== Task prompt ==
I'd like the entries reproduced exactly, with the images omitted.
--- START ---
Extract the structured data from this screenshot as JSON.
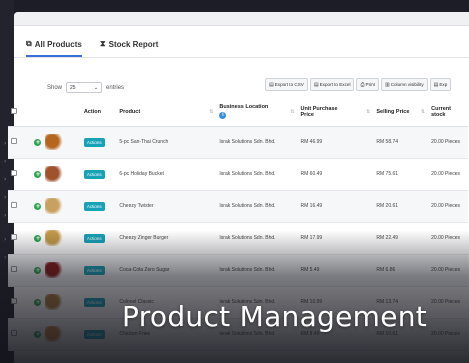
{
  "tabs": [
    {
      "label": "All Products",
      "icon": "cubes-icon",
      "active": true
    },
    {
      "label": "Stock Report",
      "icon": "hourglass-icon",
      "active": false
    }
  ],
  "length_control": {
    "prefix": "Show",
    "value": "25",
    "suffix": "entries"
  },
  "export_buttons": [
    {
      "label": "Export to CSV",
      "icon": "file-csv-icon"
    },
    {
      "label": "Export to Excel",
      "icon": "file-excel-icon"
    },
    {
      "label": "Print",
      "icon": "print-icon"
    },
    {
      "label": "Column visibility",
      "icon": "columns-icon"
    },
    {
      "label": "Exp",
      "icon": "file-pdf-icon"
    }
  ],
  "table": {
    "headers": {
      "action": "Action",
      "product": "Product",
      "business_location": "Business Location",
      "unit_purchase_price": "Unit Purchase Price",
      "selling_price": "Selling Price",
      "current_stock": "Current stock"
    },
    "action_label": "Actions",
    "rows": [
      {
        "product": "5-pc San-Thai Crunch",
        "location": "Israk Solutions Sdn. Bhd.",
        "purchase": "RM 46.99",
        "selling": "RM 58.74",
        "stock": "20.00 Pieces",
        "thumb_color": "#b5651d"
      },
      {
        "product": "6-pc Holiday Bucket",
        "location": "Israk Solutions Sdn. Bhd.",
        "purchase": "RM 60.49",
        "selling": "RM 75.61",
        "stock": "20.00 Pieces",
        "thumb_color": "#a0522d"
      },
      {
        "product": "Cheezy Twister",
        "location": "Israk Solutions Sdn. Bhd.",
        "purchase": "RM 16.49",
        "selling": "RM 20.61",
        "stock": "20.00 Pieces",
        "thumb_color": "#c8a060"
      },
      {
        "product": "Cheezy Zinger Burger",
        "location": "Israk Solutions Sdn. Bhd.",
        "purchase": "RM 17.99",
        "selling": "RM 22.49",
        "stock": "20.00 Pieces",
        "thumb_color": "#c49a4a"
      },
      {
        "product": "Coca-Cola Zero Sugar",
        "location": "Israk Solutions Sdn. Bhd.",
        "purchase": "RM 5.49",
        "selling": "RM 6.86",
        "stock": "20.00 Pieces",
        "thumb_color": "#8b1a1a"
      },
      {
        "product": "Colonel Classic",
        "location": "Israk Solutions Sdn. Bhd.",
        "purchase": "RM 10.99",
        "selling": "RM 13.74",
        "stock": "20.00 Pieces",
        "thumb_color": "#b07a3a"
      },
      {
        "product": "Chicken Fries",
        "location": "Israk Solutions Sdn. Bhd.",
        "purchase": "RM 8.49",
        "selling": "RM 10.61",
        "stock": "20.00 Pieces",
        "thumb_color": "#c9843a"
      }
    ]
  },
  "headline": "Product Management"
}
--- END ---
== Exercise result ==
Extract the structured data from this screenshot as JSON.
{
  "tabs": [
    {
      "label": "All Products",
      "icon": "cubes-icon",
      "active": true
    },
    {
      "label": "Stock Report",
      "icon": "hourglass-icon",
      "active": false
    }
  ],
  "length_control": {
    "prefix": "Show",
    "value": "25",
    "suffix": "entries"
  },
  "export_buttons": [
    {
      "label": "Export to CSV",
      "icon": "file-csv-icon"
    },
    {
      "label": "Export to Excel",
      "icon": "file-excel-icon"
    },
    {
      "label": "Print",
      "icon": "print-icon"
    },
    {
      "label": "Column visibility",
      "icon": "columns-icon"
    },
    {
      "label": "Exp",
      "icon": "file-pdf-icon"
    }
  ],
  "table": {
    "headers": {
      "action": "Action",
      "product": "Product",
      "business_location": "Business Location",
      "unit_purchase_price": "Unit Purchase Price",
      "selling_price": "Selling Price",
      "current_stock": "Current stock"
    },
    "action_label": "Actions",
    "rows": [
      {
        "product": "5-pc San-Thai Crunch",
        "location": "Israk Solutions Sdn. Bhd.",
        "purchase": "RM 46.99",
        "selling": "RM 58.74",
        "stock": "20.00 Pieces",
        "thumb_color": "#b5651d"
      },
      {
        "product": "6-pc Holiday Bucket",
        "location": "Israk Solutions Sdn. Bhd.",
        "purchase": "RM 60.49",
        "selling": "RM 75.61",
        "stock": "20.00 Pieces",
        "thumb_color": "#a0522d"
      },
      {
        "product": "Cheezy Twister",
        "location": "Israk Solutions Sdn. Bhd.",
        "purchase": "RM 16.49",
        "selling": "RM 20.61",
        "stock": "20.00 Pieces",
        "thumb_color": "#c8a060"
      },
      {
        "product": "Cheezy Zinger Burger",
        "location": "Israk Solutions Sdn. Bhd.",
        "purchase": "RM 17.99",
        "selling": "RM 22.49",
        "stock": "20.00 Pieces",
        "thumb_color": "#c49a4a"
      },
      {
        "product": "Coca-Cola Zero Sugar",
        "location": "Israk Solutions Sdn. Bhd.",
        "purchase": "RM 5.49",
        "selling": "RM 6.86",
        "stock": "20.00 Pieces",
        "thumb_color": "#8b1a1a"
      },
      {
        "product": "Colonel Classic",
        "location": "Israk Solutions Sdn. Bhd.",
        "purchase": "RM 10.99",
        "selling": "RM 13.74",
        "stock": "20.00 Pieces",
        "thumb_color": "#b07a3a"
      },
      {
        "product": "Chicken Fries",
        "location": "Israk Solutions Sdn. Bhd.",
        "purchase": "RM 8.49",
        "selling": "RM 10.61",
        "stock": "20.00 Pieces",
        "thumb_color": "#c9843a"
      }
    ]
  },
  "headline": "Product Management"
}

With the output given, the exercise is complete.